Both manufacturers and consumers seek to enjoy the value that comes from the deployment of “smart” devices, either on the functionality or revenue side. However, when those devices include proprietary ML and/or AI within the device or system application(s), protection of critical intellectual property should be the top priority to ensure long-term viability. These devices become especially vulnerable when performing firmware or application updates. Philip Attfield, CEO, Sequitur Labs, details the key principles to follow when ensuring safe and secure updates across the smart device ecosystem.
According to Enterprise Management Associates (EMA), more than 60 billion smart devices are expected to be online in the coming years. While this development is exciting, it underscores the ever-increasing importance of security at the network edge. The increasing proliferation of connected IoT devices performing mission-critical tasks means that there are more vulnerable access points than ever.
To enjoy the benefits provided by “smart” devices, especially those implementing ML and AI in their applications, it becomes vital to protect the critical intellectual property that represents a large part, if not all, of the solution’s value. There must inherently be more interconnectivity built into the products with a need for access to the internet to receive critical updates to firmware or functionality. While the data center may be thought to be safe from outside intrusion, IoT devices are far more exposed, making them an ideal entry point for those looking for an easier way to exploit systems. One particularly vulnerable instance is the time at which a device is performing a firmware or application update.
Firmware and application updates are inherently tied to the device boot process. A secure boot process authenticates the software and identities a device when it is powered on. Secure boot uses encrypted firmware images, which protects them while stored in non-volatile memory, whether the device is powered on. This process requires several stages of authentication, protection, and encryption/decryption to ensure that the device is secure.
A common misconception is that a device is secure if its first software payload, loaded by read-only memory (ROM), can be authenticated. This is, in fact, only the start of a truly secure boot process, which also includes:
1. Partitioning memory into two areas (Secure and Non-Secure). The secure area will house sensitive elements like keys, certificates, and encrypted applications.

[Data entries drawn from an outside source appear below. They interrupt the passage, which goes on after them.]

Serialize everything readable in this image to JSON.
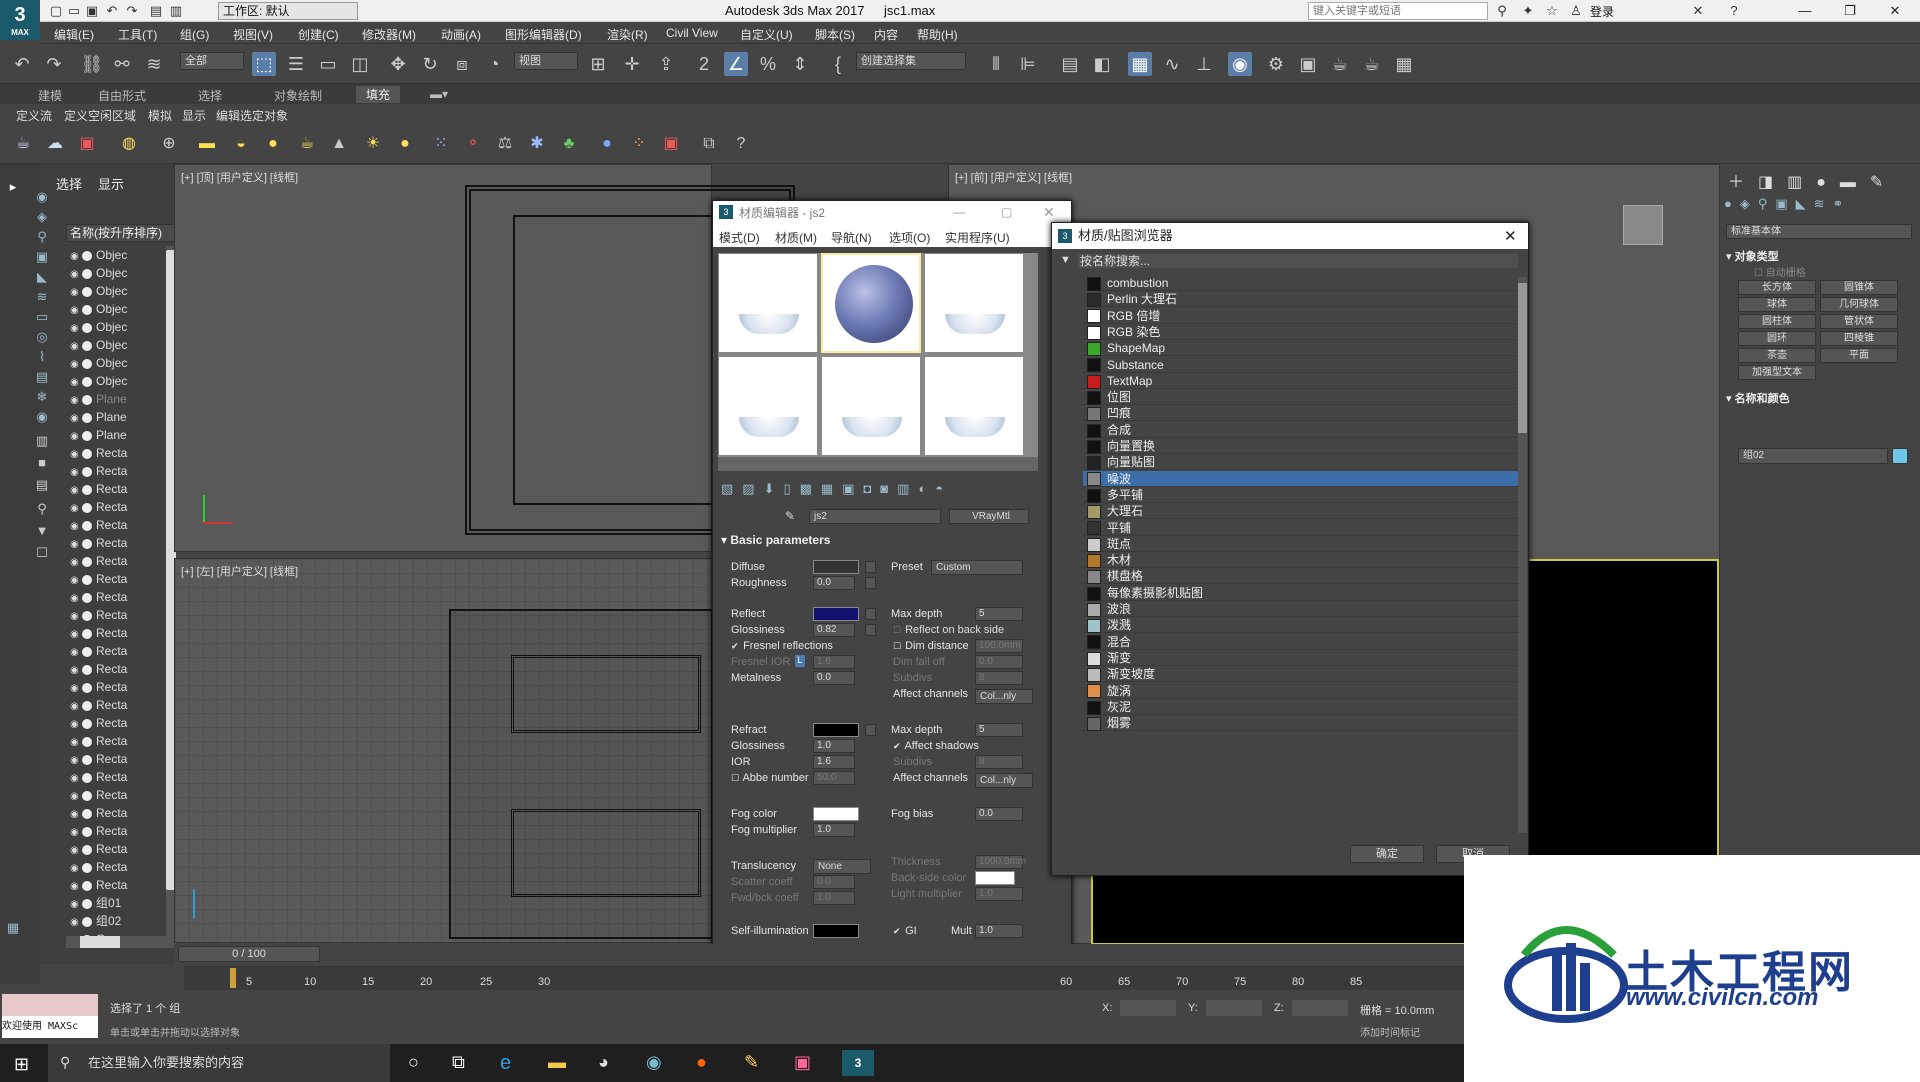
{
  "titlebar": {
    "workspace": "工作区: 默认",
    "app_title": "Autodesk 3ds Max 2017",
    "file_name": "jsc1.max",
    "search_placeholder": "键入关键字或短语",
    "login": "登录",
    "logo": "3",
    "logo_sub": "MAX"
  },
  "menubar": {
    "items": [
      "编辑(E)",
      "工具(T)",
      "组(G)",
      "视图(V)",
      "创建(C)",
      "修改器(M)",
      "动画(A)",
      "图形编辑器(D)",
      "渲染(R)",
      "Civil View",
      "自定义(U)",
      "脚本(S)",
      "内容",
      "帮助(H)"
    ]
  },
  "toolbar": {
    "filter_select": "全部",
    "view_select": "视图",
    "selection_set": "创建选择集",
    "snap_value": "2.5"
  },
  "ribbon": {
    "tabs": [
      "建模",
      "自由形式",
      "选择",
      "对象绘制",
      "填充"
    ],
    "active_tab": "填充",
    "subtabs": [
      "定义流",
      "定义空闲区域",
      "模拟",
      "显示",
      "编辑选定对象"
    ]
  },
  "scene": {
    "tabs": [
      "选择",
      "显示"
    ],
    "header": "名称(按升序排序)",
    "rows": [
      "Objec",
      "Objec",
      "Objec",
      "Objec",
      "Objec",
      "Objec",
      "Objec",
      "Objec",
      "Plane",
      "Plane",
      "Plane",
      "Recta",
      "Recta",
      "Recta",
      "Recta",
      "Recta",
      "Recta",
      "Recta",
      "Recta",
      "Recta",
      "Recta",
      "Recta",
      "Recta",
      "Recta",
      "Recta",
      "Recta",
      "Recta",
      "Recta",
      "Recta",
      "Recta",
      "Recta",
      "Recta",
      "Recta",
      "Recta",
      "Recta",
      "Recta",
      "组01",
      "组02",
      "Gr"
    ]
  },
  "viewports": {
    "top": "[+] [顶] [用户定义] [线框]",
    "front": "[+] [前] [用户定义] [线框]",
    "left": "[+] [左] [用户定义] [线框]"
  },
  "material_editor": {
    "title": "材质编辑器 - js2",
    "menu": [
      "模式(D)",
      "材质(M)",
      "导航(N)",
      "选项(O)",
      "实用程序(U)"
    ],
    "name": "js2",
    "type": "VRayMtl",
    "rollout": "Basic parameters",
    "diffuse": "Diffuse",
    "roughness": "Roughness",
    "roughness_val": "0.0",
    "preset": "Preset",
    "preset_val": "Custom",
    "reflect": "Reflect",
    "max_depth": "Max depth",
    "max_depth_val": "5",
    "glossiness": "Glossiness",
    "gloss_val": "0.82",
    "reflect_back": "Reflect on back side",
    "fresnel": "Fresnel reflections",
    "dim_distance": "Dim distance",
    "dim_val": "100.0mm",
    "fresnel_ior": "Fresnel IOR",
    "fresnel_l": "L",
    "fresnel_ior_val": "1.6",
    "dim_falloff": "Dim fall off",
    "dim_falloff_val": "0.0",
    "metalness": "Metalness",
    "metal_val": "0.0",
    "subdivs": "Subdivs",
    "subdivs_val": "8",
    "affect_channels": "Affect channels",
    "affect_val": "Col...nly",
    "refract": "Refract",
    "max_depth2_val": "5",
    "glossiness2_val": "1.0",
    "affect_shadows": "Affect shadows",
    "ior": "IOR",
    "ior_val": "1.6",
    "subdivs2_val": "8",
    "abbe": "Abbe number",
    "abbe_val": "50.0",
    "affect_val2": "Col...nly",
    "fog_color": "Fog color",
    "fog_bias": "Fog bias",
    "fog_bias_val": "0.0",
    "fog_mult": "Fog multiplier",
    "fog_mult_val": "1.0",
    "translucency": "Translucency",
    "transl_val": "None",
    "thickness": "Thickness",
    "thickness_val": "1000.0mm",
    "scatter": "Scatter coeff",
    "scatter_val": "0.0",
    "backside": "Back-side color",
    "fwd": "Fwd/bck coeff",
    "fwd_val": "1.0",
    "light_mult": "Light multiplier",
    "light_mult_val": "1.0",
    "self_illum": "Self-illumination",
    "gi": "GI",
    "mult": "Mult",
    "mult_val": "1.0",
    "colors": {
      "diffuse": "#333333",
      "reflect": "#14126e",
      "refract": "#000000",
      "fog": "#ffffff",
      "backside": "#ffffff"
    }
  },
  "map_browser": {
    "title": "材质/贴图浏览器",
    "search": "按名称搜索...",
    "items": [
      {
        "name": "combustion",
        "color": "#111111"
      },
      {
        "name": "Perlin 大理石",
        "color": "#2b2b2b"
      },
      {
        "name": "RGB 倍增",
        "color": "#ffffff"
      },
      {
        "name": "RGB 染色",
        "color": "#ffffff"
      },
      {
        "name": "ShapeMap",
        "color": "#3ca82c"
      },
      {
        "name": "Substance",
        "color": "#111111"
      },
      {
        "name": "TextMap",
        "color": "#c81e1e"
      },
      {
        "name": "位图",
        "color": "#111111"
      },
      {
        "name": "凹痕",
        "color": "#777777"
      },
      {
        "name": "合成",
        "color": "#111111"
      },
      {
        "name": "向量置换",
        "color": "#111111"
      },
      {
        "name": "向量贴图",
        "color": "#222222"
      },
      {
        "name": "噪波",
        "color": "#888888"
      },
      {
        "name": "多平铺",
        "color": "#111111"
      },
      {
        "name": "大理石",
        "color": "#a59b6a"
      },
      {
        "name": "平铺",
        "color": "#333333"
      },
      {
        "name": "斑点",
        "color": "#cccccc"
      },
      {
        "name": "木材",
        "color": "#b07a2a"
      },
      {
        "name": "棋盘格",
        "color": "#888888"
      },
      {
        "name": "每像素摄影机贴图",
        "color": "#111111"
      },
      {
        "name": "波浪",
        "color": "#aaaaaa"
      },
      {
        "name": "泼溅",
        "color": "#9ec3c8"
      },
      {
        "name": "混合",
        "color": "#111111"
      },
      {
        "name": "渐变",
        "color": "#dddddd"
      },
      {
        "name": "渐变坡度",
        "color": "#bbbbbb"
      },
      {
        "name": "旋涡",
        "color": "#e0904a"
      },
      {
        "name": "灰泥",
        "color": "#111111"
      },
      {
        "name": "烟雾",
        "color": "#666666"
      }
    ],
    "selected": "噪波",
    "ok": "确定",
    "cancel": "取消"
  },
  "command_panel": {
    "select": "标准基本体",
    "rollout_type": "对象类型",
    "autogrid": "自动栅格",
    "buttons": [
      "长方体",
      "圆锥体",
      "球体",
      "几何球体",
      "圆柱体",
      "管状体",
      "圆环",
      "四棱锥",
      "茶壶",
      "平面",
      "加强型文本"
    ],
    "rollout_name": "名称和颜色",
    "name_val": "组02"
  },
  "timeline": {
    "frame": "0 / 100",
    "ticks": [
      "5",
      "10",
      "15",
      "20",
      "25",
      "30",
      "60",
      "65",
      "70",
      "75",
      "80",
      "85"
    ]
  },
  "status": {
    "welcome": "欢迎使用 MAXSc",
    "selected": "选择了 1 个 组",
    "hint": "单击或单击并拖动以选择对象",
    "x": "X:",
    "y": "Y:",
    "z": "Z:",
    "grid": "栅格 = 10.0mm",
    "add_tag": "添加时间标记"
  },
  "taskbar": {
    "search": "在这里输入你要搜索的内容"
  },
  "watermark": {
    "title": "土木工程网",
    "url": "www.civilcn.com"
  }
}
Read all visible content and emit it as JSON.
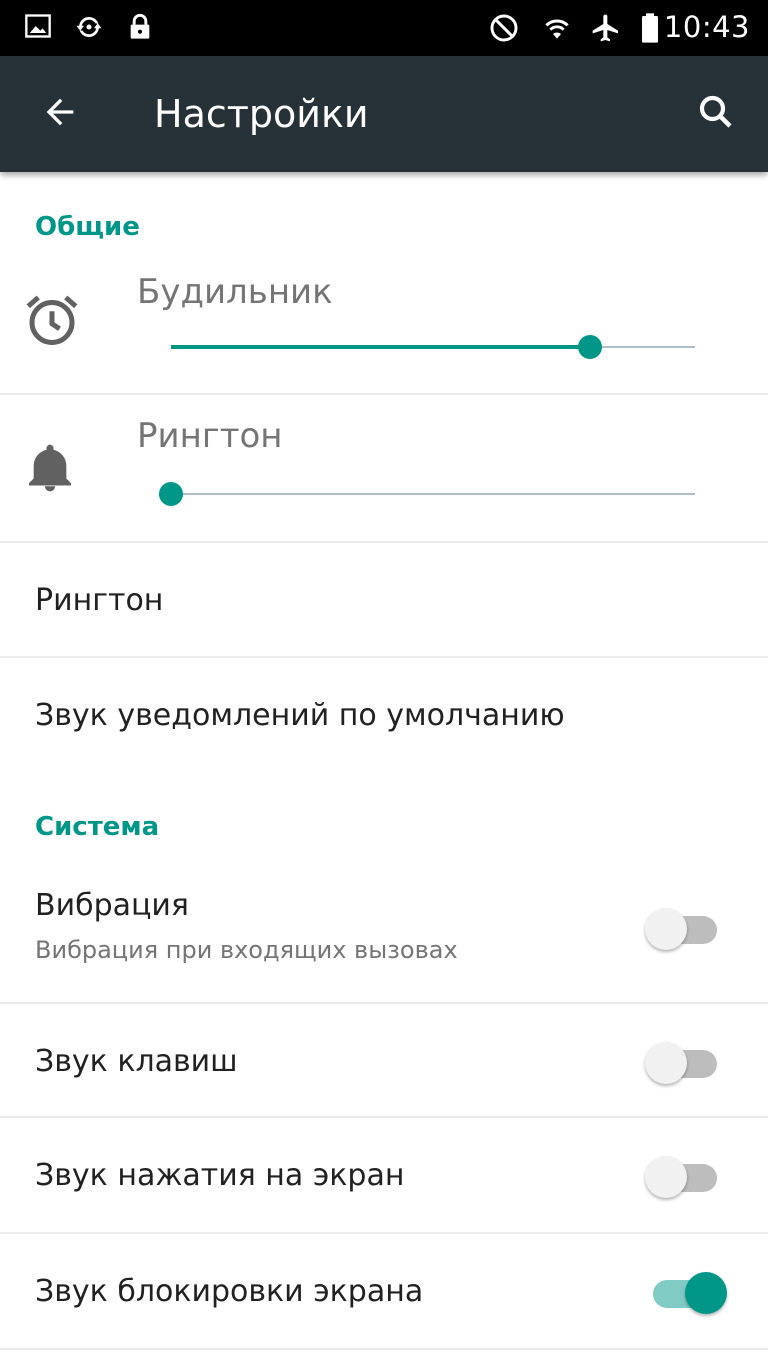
{
  "status_bar": {
    "time": "10:43",
    "left_icons": [
      "gallery-icon",
      "sync-icon",
      "lock-icon"
    ],
    "right_icons": [
      "do-not-disturb-icon",
      "wifi-icon",
      "airplane-icon",
      "battery-icon"
    ]
  },
  "toolbar": {
    "title": "Настройки",
    "back_icon": "arrow-back-icon",
    "search_icon": "search-icon"
  },
  "sections": {
    "general": {
      "header": "Общие",
      "alarm": {
        "label": "Будильник",
        "icon": "alarm-clock-icon",
        "level": 0.8
      },
      "ringtone_volume": {
        "label": "Рингтон",
        "icon": "bell-icon",
        "level": 0.0
      },
      "ringtone": {
        "title": "Рингтон"
      },
      "notification_sound": {
        "title": "Звук уведомлений по умолчанию"
      }
    },
    "system": {
      "header": "Система",
      "vibration": {
        "title": "Вибрация",
        "subtitle": "Вибрация при входящих вызовах",
        "enabled": false
      },
      "key_sound": {
        "title": "Звук клавиш",
        "enabled": false
      },
      "touch_sound": {
        "title": "Звук нажатия на экран",
        "enabled": false
      },
      "lock_sound": {
        "title": "Звук блокировки экрана",
        "enabled": true
      }
    }
  },
  "colors": {
    "accent": "#009688",
    "toolbar": "#263238",
    "status_bar": "#000000"
  }
}
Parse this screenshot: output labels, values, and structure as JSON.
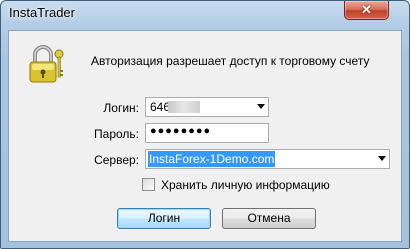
{
  "window": {
    "title": "InstaTrader"
  },
  "info_text": "Авторизация разрешает доступ к торговому счету",
  "login": {
    "label": "Логин:",
    "value": "646"
  },
  "password": {
    "label": "Пароль:",
    "masked_value": "●●●●●●●●"
  },
  "server": {
    "label": "Сервер:",
    "selected": "InstaForex-1Demo.com"
  },
  "save_info": {
    "label": "Хранить личную информацию",
    "checked": false
  },
  "buttons": {
    "ok": "Логин",
    "cancel": "Отмена"
  },
  "icons": {
    "close": "close-icon",
    "lock": "lock-keys-icon"
  },
  "colors": {
    "accent_selection": "#3399ff",
    "close_button": "#c7503a"
  }
}
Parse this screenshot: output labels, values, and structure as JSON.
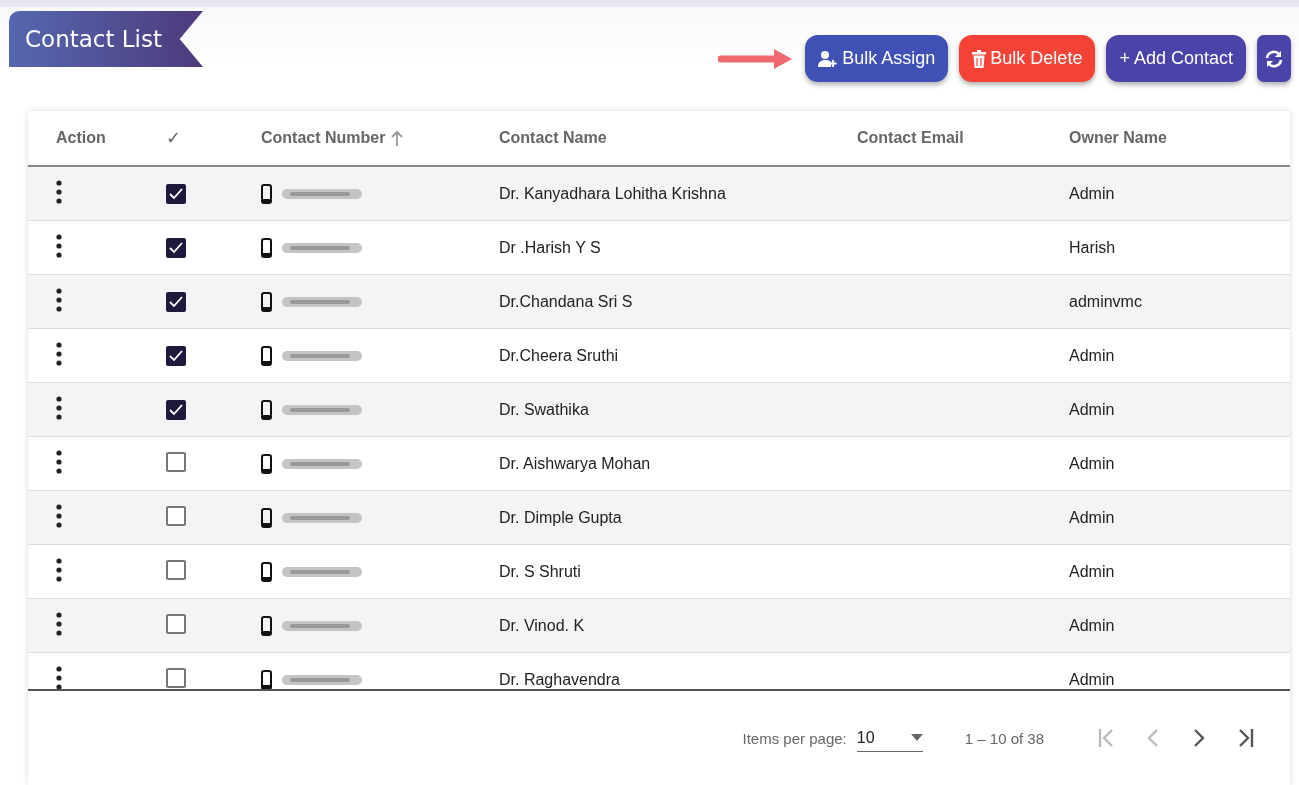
{
  "title": "Contact List",
  "buttons": [
    {
      "kind": "assign",
      "label": "Bulk Assign",
      "pointed": true
    },
    {
      "kind": "delete",
      "label": "Bulk Delete"
    },
    {
      "kind": "add",
      "label": "+ Add Contact"
    },
    {
      "kind": "refresh"
    }
  ],
  "table": {
    "columns": [
      {
        "label": "Action"
      },
      {
        "label": "✓"
      },
      {
        "label": "Contact Number",
        "sorted": true
      },
      {
        "label": "Contact Name"
      },
      {
        "label": "Contact Email"
      },
      {
        "label": "Owner Name"
      }
    ],
    "rows": [
      {
        "checked": true,
        "name": "Dr. Kanyadhara Lohitha Krishna",
        "owner": "Admin"
      },
      {
        "checked": true,
        "name": "Dr .Harish Y S",
        "owner": "Harish"
      },
      {
        "checked": true,
        "name": "Dr.Chandana Sri S",
        "owner": "adminvmc"
      },
      {
        "checked": true,
        "name": "Dr.Cheera Sruthi",
        "owner": "Admin"
      },
      {
        "checked": true,
        "name": "Dr. Swathika",
        "owner": "Admin"
      },
      {
        "checked": false,
        "name": "Dr. Aishwarya Mohan",
        "owner": "Admin"
      },
      {
        "checked": false,
        "name": "Dr. Dimple Gupta",
        "owner": "Admin"
      },
      {
        "checked": false,
        "name": "Dr. S Shruti",
        "owner": "Admin"
      },
      {
        "checked": false,
        "name": "Dr. Vinod. K",
        "owner": "Admin"
      },
      {
        "checked": false,
        "name": "Dr. Raghavendra",
        "owner": "Admin"
      }
    ]
  },
  "paginator": {
    "items_label": "Items per page:",
    "page_size": "10",
    "range": "1 – 10 of 38",
    "first_disabled": true,
    "prev_disabled": true,
    "next_disabled": false,
    "last_disabled": false
  }
}
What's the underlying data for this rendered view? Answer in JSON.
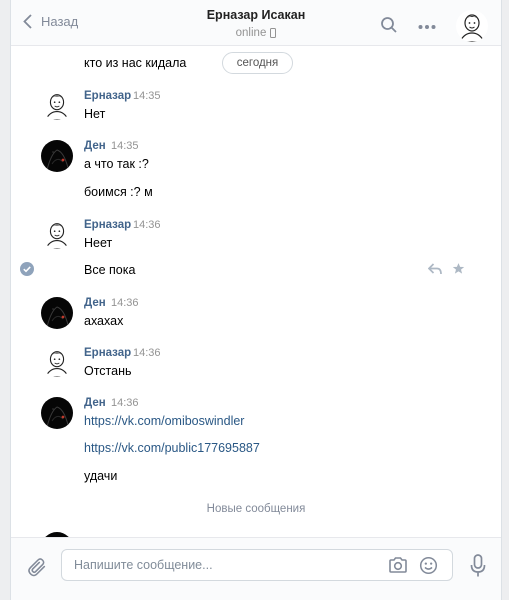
{
  "header": {
    "back_label": "Назад",
    "title": "Ерназар Исакан",
    "status": "online"
  },
  "messages": {
    "first_partial_text": "кто из нас кидала",
    "date_pill": "сегодня",
    "groups": [
      {
        "author": "Ерназар",
        "time": "14:35",
        "lines": [
          "Нет"
        ]
      },
      {
        "author": "Ден",
        "time": "14:35",
        "lines": [
          "а что так :?",
          "боимся :? м"
        ]
      },
      {
        "author": "Ерназар",
        "time": "14:36",
        "lines": [
          "Неет",
          "Все пока"
        ]
      },
      {
        "author": "Ден",
        "time": "14:36",
        "lines": [
          "ахахах"
        ]
      },
      {
        "author": "Ерназар",
        "time": "14:36",
        "lines": [
          "Отстань"
        ]
      },
      {
        "author": "Ден",
        "time": "14:36",
        "lines": [
          "https://vk.com/omiboswindler",
          "https://vk.com/public177695887",
          "удачи"
        ]
      }
    ],
    "new_messages_divider": "Новые сообщения"
  },
  "composer": {
    "placeholder": "Напишите сообщение..."
  },
  "colors": {
    "author": "#42648b",
    "link": "#2a5885",
    "muted": "#939393",
    "icon": "#828a99"
  }
}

2. Setting up the secure area using a dedicated operating system (called a Trusted Execution Environment, or TEE) and loading all relevant elements into the secure area.

3. Setting up the non-secure area and executing the process of authenticating and decrypting the operating system (e.g., Linux Kernel), followed by the same process for device applications.

Ensuring Safe and Secure Firmware and App Updates

These principles can be applied during product updates to authenticate firmware and applications and protect critical intellectual property from malicious attacks.

1. A device application manages a schedule or set of events that determine that an update will be performed.

2. When prompted for an update, the device performs a reboot, with boot state variables signaling that the device will follow an update process prior to the secure boot process.

3. The read-only memory (ROM) then loads and verifies the secondary boot loader (SBL), which will load the updated software.

4. The device determines by memory, then registers and holds the boot state variable and reset status, thereby facilitating the boot process update.

5. The device locates and reads the payload in the update location.

6. The Secure Boot steps described above, where memory is partitioned and both secure and non-secure areas are set up, new software verified, de-encrypted, and loaded, are followed.

Following this process, the device can execute a firmware or application update safely and securely. This process can be executed locally, over an enterprise network, or through a cloud service.

An IoT device must be maintained to remain useful. To ensure that the device is running as intended throughout its lifecycle, firmware updates, administered locally via a network or Over-the-Air (OTA), are essential. Keeping these principles in mind ensures safe and secure updates for the administrator’s fleet of devices.

Philip Attfield, 2021, Are Your Connected Device Firmware and Application Updates Secure?, June 11, 2021, <>